“When preparing for exams, you can’t be squirreled away in your own little niche,” Kovacs says. “In taking exams you have to have a broad familiarity of the technology that you’re certifying on. That’s a real benefit.”
Certifications serve as a good tool to provide a proven program for personal skills development.
“One of the benefits I see in certifying is a focused way to introduce yourself to a new technology,” Birkeland says. “In my company we are always implementing new Microsoft technologies and certification is a good way to have a solid foundation when supporting these new technologies.”
For managers, certifications are an effective tool that improves their staff’s skills and motivation.
“As a manager, it’s something that’s very easy to suggest,” Kovacs says. “‘You’ve been doing a lot of work with ASP.NET, have you thought about getting certified as a Web developer?’ It’s a good way to manage career paths, learn skills and gives you some assurance as a manager.”
New tools for MCPs
The enhanced benefits of the MCP program align perfectly with the needs of MCPs today. They provide the resources to effectively promote their skills to their companies, clients and peers. With access to the Microsoft Product Support Internal Knowledge Base, they can advance their technical knowledge to implement and support Microsoft technology, providing more value to their organizations. And, the community allows MCPs to build connections around the world—supporting themselves and their organizations in an increasingly global IT market.

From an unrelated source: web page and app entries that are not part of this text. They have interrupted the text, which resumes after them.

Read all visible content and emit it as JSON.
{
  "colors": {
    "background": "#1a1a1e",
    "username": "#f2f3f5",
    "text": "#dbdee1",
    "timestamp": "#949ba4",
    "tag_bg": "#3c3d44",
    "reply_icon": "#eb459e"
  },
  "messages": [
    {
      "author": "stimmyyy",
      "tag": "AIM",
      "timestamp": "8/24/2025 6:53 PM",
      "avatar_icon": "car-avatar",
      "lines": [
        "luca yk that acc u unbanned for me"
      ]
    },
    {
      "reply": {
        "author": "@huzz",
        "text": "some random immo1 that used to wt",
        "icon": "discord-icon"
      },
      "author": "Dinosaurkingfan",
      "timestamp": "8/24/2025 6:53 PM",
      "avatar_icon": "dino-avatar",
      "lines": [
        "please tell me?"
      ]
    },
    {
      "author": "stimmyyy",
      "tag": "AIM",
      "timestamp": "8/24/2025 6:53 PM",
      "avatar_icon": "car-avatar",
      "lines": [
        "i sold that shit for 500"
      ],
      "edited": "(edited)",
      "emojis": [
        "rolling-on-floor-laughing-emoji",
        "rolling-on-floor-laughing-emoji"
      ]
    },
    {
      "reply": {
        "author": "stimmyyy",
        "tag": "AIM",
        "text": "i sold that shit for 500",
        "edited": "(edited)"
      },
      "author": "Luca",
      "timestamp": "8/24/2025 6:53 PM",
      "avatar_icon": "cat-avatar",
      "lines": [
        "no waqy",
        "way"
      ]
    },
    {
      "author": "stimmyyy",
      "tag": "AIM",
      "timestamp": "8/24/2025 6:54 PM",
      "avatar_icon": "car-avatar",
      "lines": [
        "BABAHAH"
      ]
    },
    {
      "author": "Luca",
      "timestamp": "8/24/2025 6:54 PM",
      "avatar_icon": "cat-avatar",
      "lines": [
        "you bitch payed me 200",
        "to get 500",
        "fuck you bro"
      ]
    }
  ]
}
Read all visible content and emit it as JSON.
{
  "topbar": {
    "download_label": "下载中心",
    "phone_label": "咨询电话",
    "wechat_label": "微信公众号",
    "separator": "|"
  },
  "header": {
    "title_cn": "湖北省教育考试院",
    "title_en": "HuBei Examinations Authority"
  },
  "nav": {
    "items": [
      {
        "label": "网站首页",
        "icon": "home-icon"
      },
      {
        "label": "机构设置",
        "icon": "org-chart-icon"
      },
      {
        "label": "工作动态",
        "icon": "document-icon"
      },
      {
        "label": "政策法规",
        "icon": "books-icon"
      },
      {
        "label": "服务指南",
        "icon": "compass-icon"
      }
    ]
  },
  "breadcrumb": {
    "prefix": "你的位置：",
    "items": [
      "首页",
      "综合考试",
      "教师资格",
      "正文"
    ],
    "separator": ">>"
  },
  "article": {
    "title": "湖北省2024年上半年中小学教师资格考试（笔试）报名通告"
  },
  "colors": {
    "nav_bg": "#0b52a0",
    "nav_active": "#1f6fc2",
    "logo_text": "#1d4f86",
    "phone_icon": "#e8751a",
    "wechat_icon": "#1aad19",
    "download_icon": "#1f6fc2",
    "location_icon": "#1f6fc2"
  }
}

1 IDC White Paper sponsored by Microsoft, Value of Certification: Team Certification and Organizational Performance, Doc #204360, Nov 2006